RDRS Bangladesh is a national development NGO works for rural development by empowering the rural poor in northwest Bangladesh. RDRS was formally established as the Bangladesh field program of the Geneva-based Lutheran World Federation/Department for World Service (LWF/DWS) on 8 February 1972. Its development aim is to achieve sustainable increases in their living standards. With this aim, RDRS enables those who participate in its program to gain the necessary skills, understanding, confidence, institutions and services; and ensure that the rural communities have the necessary economic, social and environmental resources. RDRS employees approximate 3,700 staff and works with a further approximately 1,000 volunteers and daily paid workers. The vast majority of staff are in field positions, with specialist sectoral and support units in Rangpur and Dhaka.
প্রতিষ্ঠানের নাম: RDRS Bangladesh
পদের নাম: Loan Officer (ME), Experienced & Non-experienced
পদ সংখ্যা: নির্দিষ্ট নয়
কর্মস্থল: Brahmanbaria, Chuadanga
বেতন: Tk. 22939 (Monthly)
আবেদন করার শেষ তারিখ: ১৫ নভেম্বর ২০২১
Address : RDRS Bangladesh, House no.43, Road no. 10, Sector 6, Uttara, Dhaka
Web : www.rdrsbangladesh.org
Origins of RDRS
RDRS came into being at the time of Bangladesh’s War of Independence in 1971. Set up by the Lutheran World Federation (LWF), Geneva to help refugees fleeing conflict across the border, it returned with them after liberation to carry out much-needed rehabilitation in the devastated and long-neglected northwest – greater Rangpur – Dinajpur Districts.

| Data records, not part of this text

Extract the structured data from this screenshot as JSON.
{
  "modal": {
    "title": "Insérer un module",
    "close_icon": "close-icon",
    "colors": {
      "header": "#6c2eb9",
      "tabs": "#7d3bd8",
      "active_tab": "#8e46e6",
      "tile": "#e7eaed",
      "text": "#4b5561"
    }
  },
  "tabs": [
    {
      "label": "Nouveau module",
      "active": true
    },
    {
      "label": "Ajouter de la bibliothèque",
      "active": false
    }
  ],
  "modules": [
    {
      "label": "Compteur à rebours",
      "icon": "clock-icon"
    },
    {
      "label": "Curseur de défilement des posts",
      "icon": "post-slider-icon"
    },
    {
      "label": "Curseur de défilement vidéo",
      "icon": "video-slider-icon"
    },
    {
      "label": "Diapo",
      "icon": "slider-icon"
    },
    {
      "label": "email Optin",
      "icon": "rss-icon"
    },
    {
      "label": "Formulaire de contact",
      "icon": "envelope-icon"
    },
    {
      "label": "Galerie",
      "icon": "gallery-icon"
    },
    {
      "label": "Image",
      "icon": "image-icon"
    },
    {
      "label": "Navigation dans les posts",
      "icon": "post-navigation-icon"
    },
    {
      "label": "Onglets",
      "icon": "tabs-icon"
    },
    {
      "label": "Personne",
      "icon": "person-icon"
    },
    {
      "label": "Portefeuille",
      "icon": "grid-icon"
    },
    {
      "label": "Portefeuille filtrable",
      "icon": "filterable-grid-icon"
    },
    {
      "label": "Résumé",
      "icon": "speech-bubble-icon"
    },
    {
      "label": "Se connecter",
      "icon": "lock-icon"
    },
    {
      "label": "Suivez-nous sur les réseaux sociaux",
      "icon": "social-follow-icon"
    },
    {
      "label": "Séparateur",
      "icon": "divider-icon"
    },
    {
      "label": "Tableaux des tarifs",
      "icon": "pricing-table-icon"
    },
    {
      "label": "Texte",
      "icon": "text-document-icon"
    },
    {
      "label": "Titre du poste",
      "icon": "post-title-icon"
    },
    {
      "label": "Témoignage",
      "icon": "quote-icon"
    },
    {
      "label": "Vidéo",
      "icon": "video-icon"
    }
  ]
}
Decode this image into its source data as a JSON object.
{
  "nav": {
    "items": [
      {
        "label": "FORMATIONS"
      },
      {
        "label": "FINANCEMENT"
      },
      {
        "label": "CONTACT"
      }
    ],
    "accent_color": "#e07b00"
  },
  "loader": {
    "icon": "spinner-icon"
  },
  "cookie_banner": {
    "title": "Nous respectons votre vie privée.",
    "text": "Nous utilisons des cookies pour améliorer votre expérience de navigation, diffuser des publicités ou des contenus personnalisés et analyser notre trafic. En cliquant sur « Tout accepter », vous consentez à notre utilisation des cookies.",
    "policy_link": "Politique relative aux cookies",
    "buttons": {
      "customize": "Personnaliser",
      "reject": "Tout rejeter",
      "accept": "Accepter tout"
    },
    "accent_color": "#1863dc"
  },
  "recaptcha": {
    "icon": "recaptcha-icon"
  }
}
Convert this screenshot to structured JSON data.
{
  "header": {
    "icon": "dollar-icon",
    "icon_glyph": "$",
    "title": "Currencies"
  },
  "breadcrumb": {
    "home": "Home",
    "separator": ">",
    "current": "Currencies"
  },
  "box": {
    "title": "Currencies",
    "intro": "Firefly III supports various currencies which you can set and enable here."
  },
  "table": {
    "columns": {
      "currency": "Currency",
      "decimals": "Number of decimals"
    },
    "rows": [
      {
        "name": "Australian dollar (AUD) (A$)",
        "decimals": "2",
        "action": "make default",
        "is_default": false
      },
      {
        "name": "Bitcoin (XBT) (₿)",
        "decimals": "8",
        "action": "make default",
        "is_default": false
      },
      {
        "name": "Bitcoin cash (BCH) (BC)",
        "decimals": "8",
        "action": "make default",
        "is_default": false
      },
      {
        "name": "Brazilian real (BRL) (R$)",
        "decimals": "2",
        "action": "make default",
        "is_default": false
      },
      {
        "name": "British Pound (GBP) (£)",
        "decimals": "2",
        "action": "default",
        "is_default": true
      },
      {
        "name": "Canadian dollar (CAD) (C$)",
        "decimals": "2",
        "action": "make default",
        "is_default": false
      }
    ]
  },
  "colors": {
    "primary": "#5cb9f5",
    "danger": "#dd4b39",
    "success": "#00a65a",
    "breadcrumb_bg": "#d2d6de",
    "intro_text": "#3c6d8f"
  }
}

In 1976, a sectoral development programme was launched to assist the poorest in agriculture, community development, health and women’s economic activities. Construction of roads, bridges, markets and schools continued.
During these years, RDRS was the leading non-governmental organisation in the northwest. It is also credited with introducing many major innovations: the treadle pump (its most famous invention, allowing crops to be grown in winter); wheat production and other crop diversification; vegetable gardens; and, women’s advancement.
By the late 1980s, an integrated comprehensive programme superseded its sectoral work, focused on conscientisation and group organisation of the poor, emphasizing social, educational and economic elements. Physical infrastructure development continued under the Rural Works Project.
Since then, RDRS successes have included the ‘greening the north’ through its roadside and homestead tree plantation programme; improving life on the chars (river islands on the Brahmaputra); raising awareness of women’s rights; promoting savings, credit and skills training to improve the livelihoods of the poor and, the emergence of Union Federations – self-managed people’s organisations of the rural poor.
The RDRS programme continues to evolve and innovate. Current realities mean the programme now comprises a range of various projects and financing, large and small, which all contribute to a common objective.